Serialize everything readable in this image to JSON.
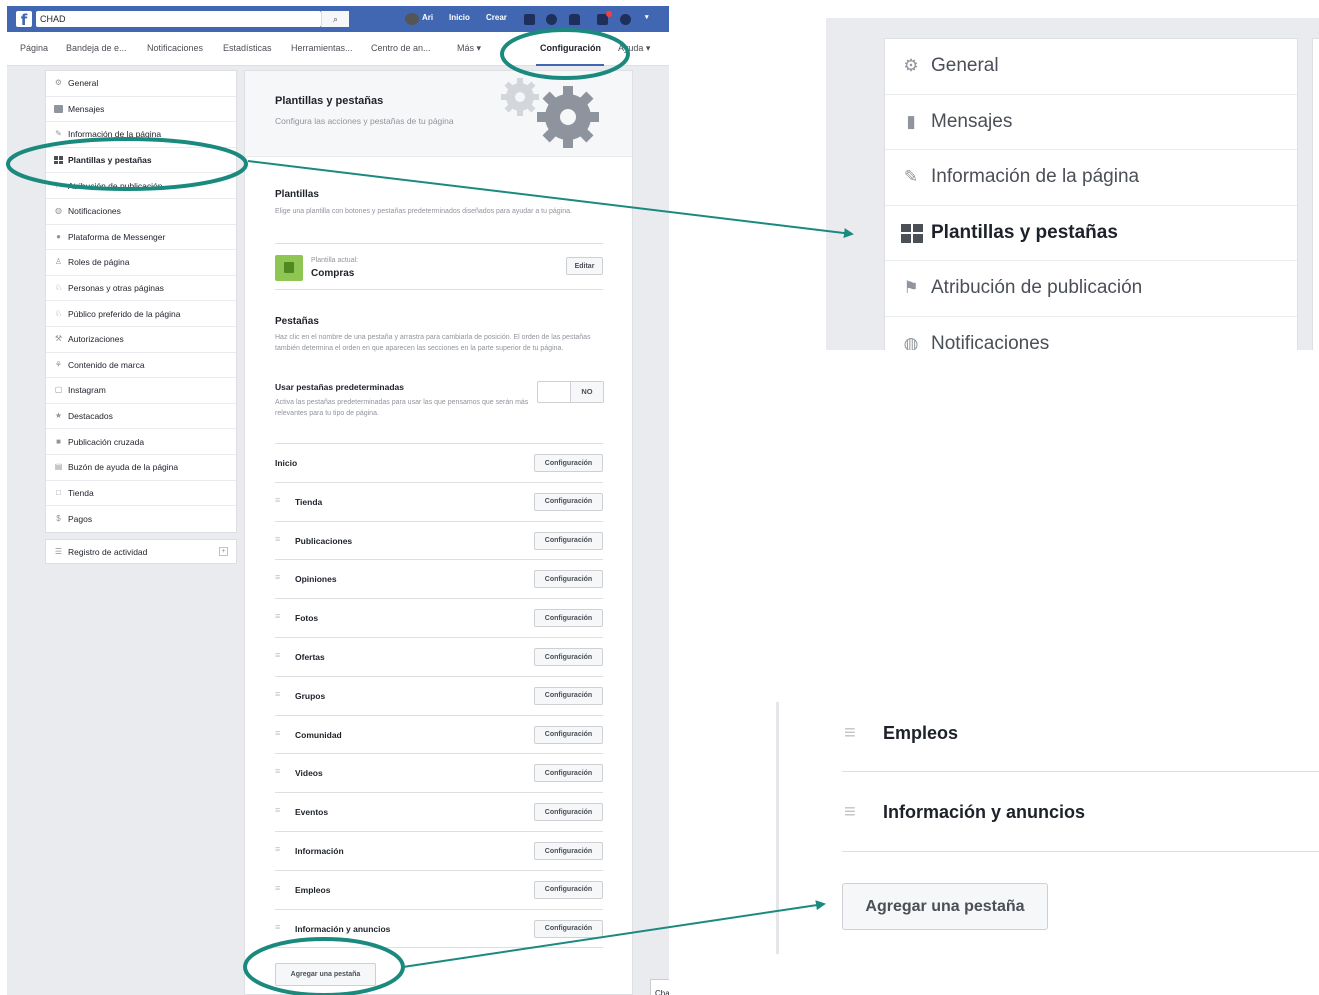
{
  "header": {
    "search_value": "CHAD",
    "user_name": "Ari",
    "home": "Inicio",
    "create": "Crear"
  },
  "page_nav": [
    "Página",
    "Bandeja de e...",
    "Notificaciones",
    "Estadísticas",
    "Herramientas...",
    "Centro de an...",
    "Más ▾",
    "Configuración",
    "Ayuda ▾"
  ],
  "sidebar": {
    "items": [
      {
        "label": "General",
        "icon": "gear-icon"
      },
      {
        "label": "Mensajes",
        "icon": "chat-bubbles-icon"
      },
      {
        "label": "Información de la página",
        "icon": "pencil-icon"
      },
      {
        "label": "Plantillas y pestañas",
        "icon": "grid-icon"
      },
      {
        "label": "Atribución de publicación",
        "icon": "flag-icon"
      },
      {
        "label": "Notificaciones",
        "icon": "globe-icon"
      },
      {
        "label": "Plataforma de Messenger",
        "icon": "messenger-icon"
      },
      {
        "label": "Roles de página",
        "icon": "person-icon"
      },
      {
        "label": "Personas y otras páginas",
        "icon": "people-icon"
      },
      {
        "label": "Público preferido de la página",
        "icon": "people-icon"
      },
      {
        "label": "Autorizaciones",
        "icon": "wrench-icon"
      },
      {
        "label": "Contenido de marca",
        "icon": "handshake-icon"
      },
      {
        "label": "Instagram",
        "icon": "instagram-icon"
      },
      {
        "label": "Destacados",
        "icon": "star-icon"
      },
      {
        "label": "Publicación cruzada",
        "icon": "video-icon"
      },
      {
        "label": "Buzón de ayuda de la página",
        "icon": "inbox-icon"
      },
      {
        "label": "Tienda",
        "icon": "shop-icon"
      },
      {
        "label": "Pagos",
        "icon": "dollar-icon"
      }
    ],
    "activity_log": "Registro de actividad"
  },
  "panel": {
    "title": "Plantillas y pestañas",
    "subtitle": "Configura las acciones y pestañas de tu página",
    "templates_heading": "Plantillas",
    "templates_desc": "Elige una plantilla con botones y pestañas predeterminados diseñados para ayudar a tu página.",
    "current_template_label": "Plantilla actual:",
    "current_template": "Compras",
    "edit": "Editar",
    "tabs_heading": "Pestañas",
    "tabs_desc": "Haz clic en el nombre de una pestaña y arrastra para cambiarla de posición. El orden de las pestañas también determina el orden en que aparecen las secciones en la parte superior de tu página.",
    "default_tabs_label": "Usar pestañas predeterminadas",
    "default_tabs_desc": "Activa las pestañas predeterminadas para usar las que pensamos que serán más relevantes para tu tipo de página.",
    "toggle_value": "NO",
    "config_button": "Configuración",
    "tabs": [
      "Inicio",
      "Tienda",
      "Publicaciones",
      "Opiniones",
      "Fotos",
      "Ofertas",
      "Grupos",
      "Comunidad",
      "Videos",
      "Eventos",
      "Información",
      "Empleos",
      "Información y anuncios"
    ],
    "add_tab": "Agregar una pestaña"
  },
  "chat_label": "Cha",
  "zoom_sidebar": [
    {
      "label": "General",
      "icon": "gear-icon"
    },
    {
      "label": "Mensajes",
      "icon": "chat-bubbles-icon"
    },
    {
      "label": "Información de la página",
      "icon": "pencil-icon"
    },
    {
      "label": "Plantillas y pestañas",
      "icon": "grid-icon"
    },
    {
      "label": "Atribución de publicación",
      "icon": "flag-icon"
    },
    {
      "label": "Notificaciones",
      "icon": "globe-icon"
    }
  ],
  "zoom_tabs": [
    "Empleos",
    "Información y anuncios"
  ],
  "zoom_add_tab": "Agregar una pestaña",
  "colors": {
    "accent": "#4267b2",
    "annotation": "#1a8a7e",
    "background": "#e9ebee"
  }
}
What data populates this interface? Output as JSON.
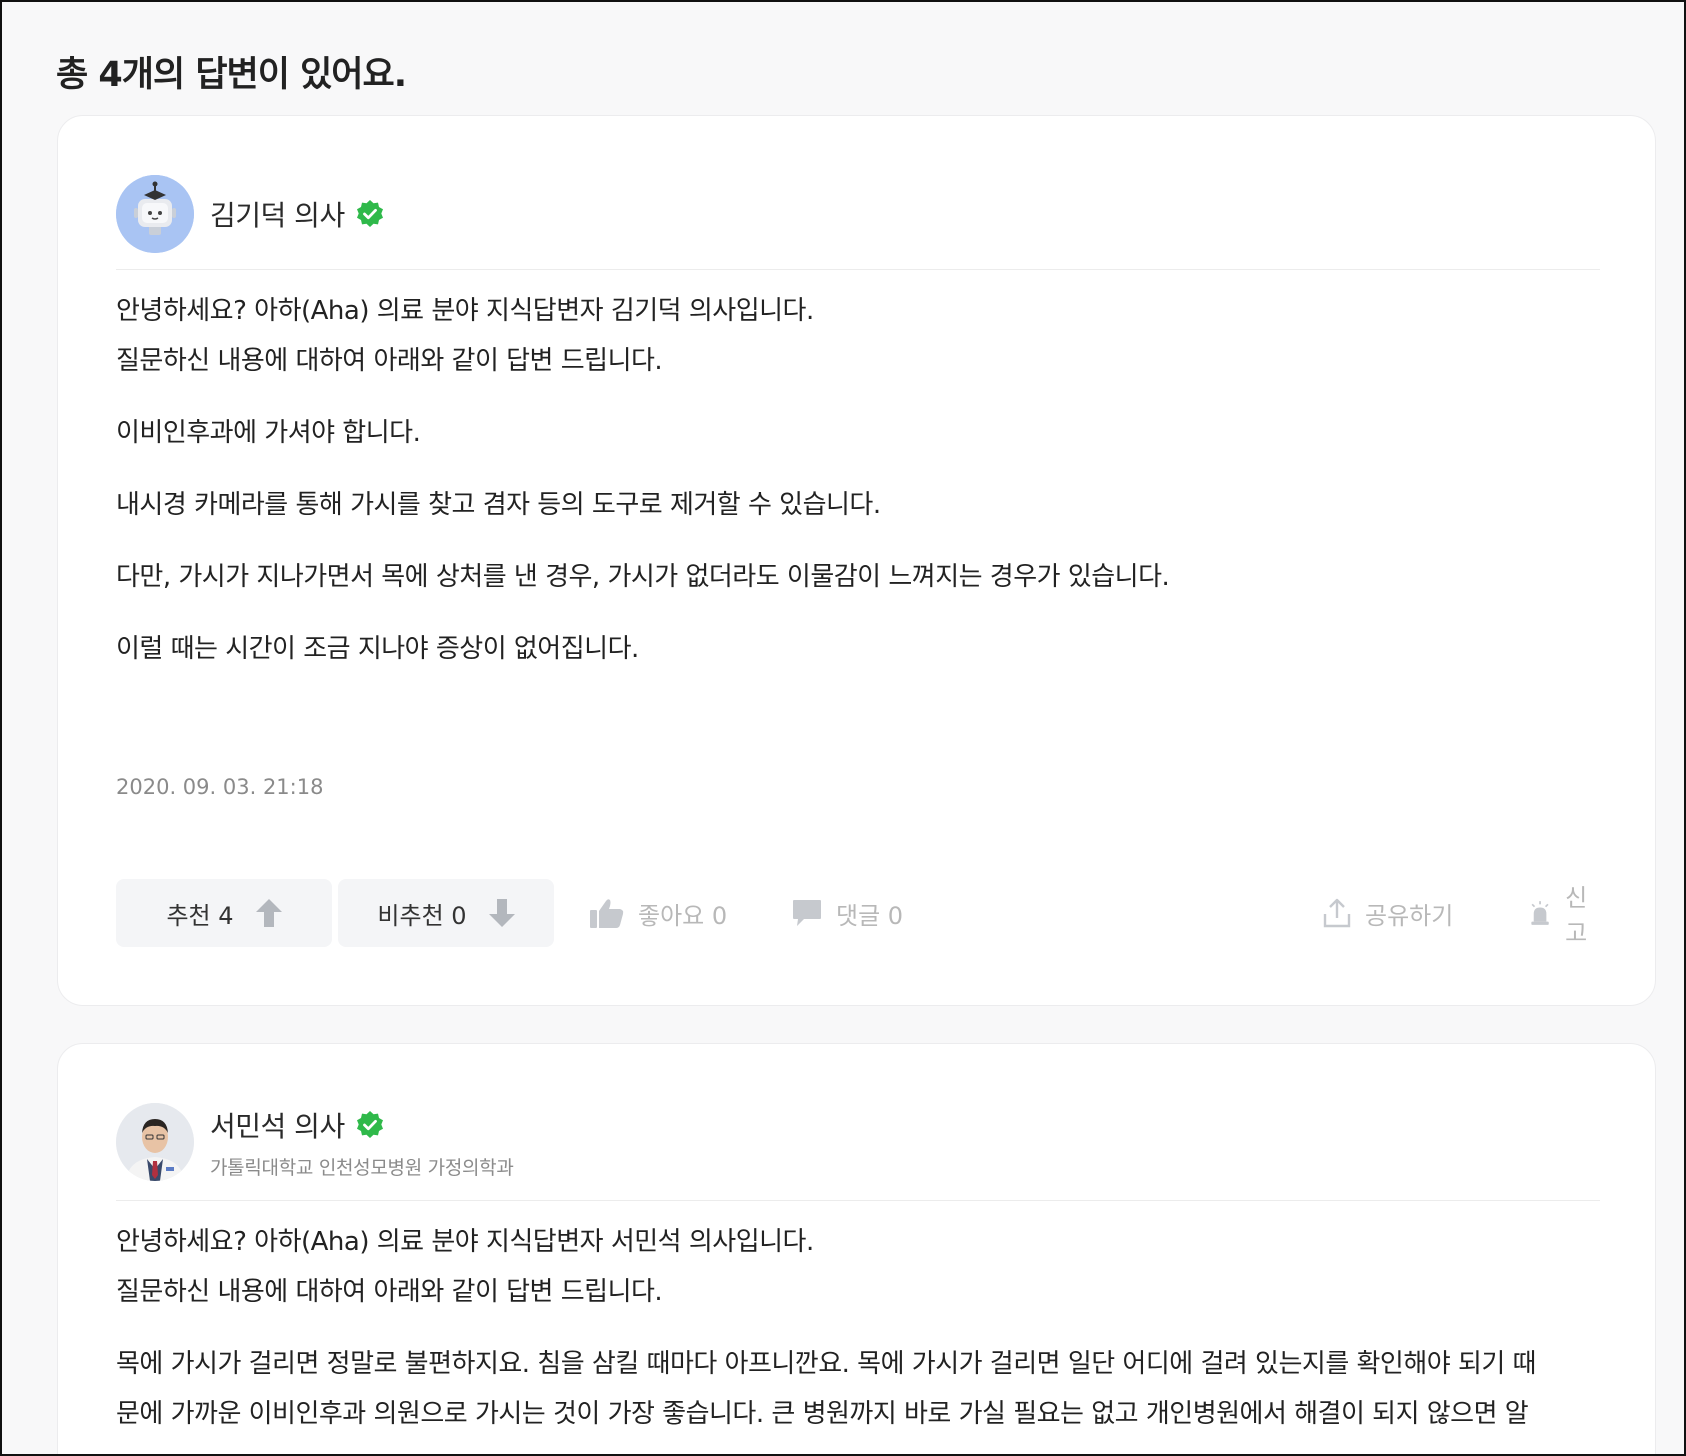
{
  "page": {
    "heading": "총 4개의 답변이 있어요."
  },
  "answers": [
    {
      "author_name": "김기덕 의사",
      "affiliation": "",
      "avatar_icon": "robot-avatar",
      "paragraphs": [
        [
          "안녕하세요? 아하(Aha) 의료 분야 지식답변자 김기덕 의사입니다.",
          "질문하신 내용에 대하여 아래와 같이 답변 드립니다."
        ],
        [
          "이비인후과에 가셔야 합니다."
        ],
        [
          "내시경 카메라를 통해 가시를 찾고 겸자 등의 도구로 제거할 수 있습니다."
        ],
        [
          "다만, 가시가 지나가면서 목에 상처를 낸 경우, 가시가 없더라도 이물감이 느껴지는 경우가 있습니다."
        ],
        [
          "이럴 때는 시간이 조금 지나야 증상이 없어집니다."
        ]
      ],
      "date": "2020. 09. 03. 21:18",
      "actions": {
        "upvote_label": "추천 4",
        "downvote_label": "비추천 0",
        "like_label": "좋아요 0",
        "comment_label": "댓글 0",
        "share_label": "공유하기",
        "report_label": "신고"
      }
    },
    {
      "author_name": "서민석 의사",
      "affiliation": "가톨릭대학교 인천성모병원 가정의학과",
      "avatar_icon": "doctor-photo-avatar",
      "paragraphs": [
        [
          "안녕하세요? 아하(Aha) 의료 분야 지식답변자 서민석 의사입니다.",
          "질문하신 내용에 대하여 아래와 같이 답변 드립니다."
        ],
        [
          "목에 가시가 걸리면 정말로 불편하지요. 침을 삼킬 때마다 아프니깐요. 목에 가시가 걸리면 일단 어디에 걸려 있는지를 확인해야 되기 때",
          "문에 가까운 이비인후과 의원으로 가시는 것이 가장 좋습니다. 큰 병원까지 바로 가실 필요는 없고 개인병원에서 해결이 되지 않으면 알"
        ]
      ]
    }
  ],
  "colors": {
    "verified": "#2fb94a",
    "card_border": "#ececee",
    "page_bg": "#f8f8f9",
    "muted_text": "#8a8a8a",
    "action_gray": "#b8b8b8"
  }
}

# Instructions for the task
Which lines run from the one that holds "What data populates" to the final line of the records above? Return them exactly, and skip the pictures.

# Response area
What data populates this interface? Output as JSON.
{
  "page": {
    "heading": "총 4개의 답변이 있어요."
  },
  "answers": [
    {
      "author_name": "김기덕 의사",
      "affiliation": "",
      "avatar_icon": "robot-avatar",
      "paragraphs": [
        [
          "안녕하세요? 아하(Aha) 의료 분야 지식답변자 김기덕 의사입니다.",
          "질문하신 내용에 대하여 아래와 같이 답변 드립니다."
        ],
        [
          "이비인후과에 가셔야 합니다."
        ],
        [
          "내시경 카메라를 통해 가시를 찾고 겸자 등의 도구로 제거할 수 있습니다."
        ],
        [
          "다만, 가시가 지나가면서 목에 상처를 낸 경우, 가시가 없더라도 이물감이 느껴지는 경우가 있습니다."
        ],
        [
          "이럴 때는 시간이 조금 지나야 증상이 없어집니다."
        ]
      ],
      "date": "2020. 09. 03. 21:18",
      "actions": {
        "upvote_label": "추천 4",
        "downvote_label": "비추천 0",
        "like_label": "좋아요 0",
        "comment_label": "댓글 0",
        "share_label": "공유하기",
        "report_label": "신고"
      }
    },
    {
      "author_name": "서민석 의사",
      "affiliation": "가톨릭대학교 인천성모병원 가정의학과",
      "avatar_icon": "doctor-photo-avatar",
      "paragraphs": [
        [
          "안녕하세요? 아하(Aha) 의료 분야 지식답변자 서민석 의사입니다.",
          "질문하신 내용에 대하여 아래와 같이 답변 드립니다."
        ],
        [
          "목에 가시가 걸리면 정말로 불편하지요. 침을 삼킬 때마다 아프니깐요. 목에 가시가 걸리면 일단 어디에 걸려 있는지를 확인해야 되기 때",
          "문에 가까운 이비인후과 의원으로 가시는 것이 가장 좋습니다. 큰 병원까지 바로 가실 필요는 없고 개인병원에서 해결이 되지 않으면 알"
        ]
      ]
    }
  ],
  "colors": {
    "verified": "#2fb94a",
    "card_border": "#ececee",
    "page_bg": "#f8f8f9",
    "muted_text": "#8a8a8a",
    "action_gray": "#b8b8b8"
  }
}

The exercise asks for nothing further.